● **Task directions**
Report how many lines in the records below hold the word "title". Add nothing to the number.

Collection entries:
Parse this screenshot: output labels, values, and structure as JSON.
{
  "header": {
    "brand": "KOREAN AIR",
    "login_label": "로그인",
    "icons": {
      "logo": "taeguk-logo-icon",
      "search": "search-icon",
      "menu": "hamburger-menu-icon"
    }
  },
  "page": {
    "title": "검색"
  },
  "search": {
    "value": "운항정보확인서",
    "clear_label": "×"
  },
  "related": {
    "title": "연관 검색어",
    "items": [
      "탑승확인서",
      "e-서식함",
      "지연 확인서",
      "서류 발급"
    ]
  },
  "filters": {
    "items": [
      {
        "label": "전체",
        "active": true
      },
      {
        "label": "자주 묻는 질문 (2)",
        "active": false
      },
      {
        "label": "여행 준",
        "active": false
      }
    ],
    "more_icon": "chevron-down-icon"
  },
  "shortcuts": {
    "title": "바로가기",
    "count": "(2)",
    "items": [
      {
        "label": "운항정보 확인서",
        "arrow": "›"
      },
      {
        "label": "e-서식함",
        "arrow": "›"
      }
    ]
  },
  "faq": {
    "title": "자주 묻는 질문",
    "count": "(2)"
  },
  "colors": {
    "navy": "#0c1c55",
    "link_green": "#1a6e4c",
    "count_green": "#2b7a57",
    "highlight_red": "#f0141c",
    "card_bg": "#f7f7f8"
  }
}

● **Solution to this problem**
4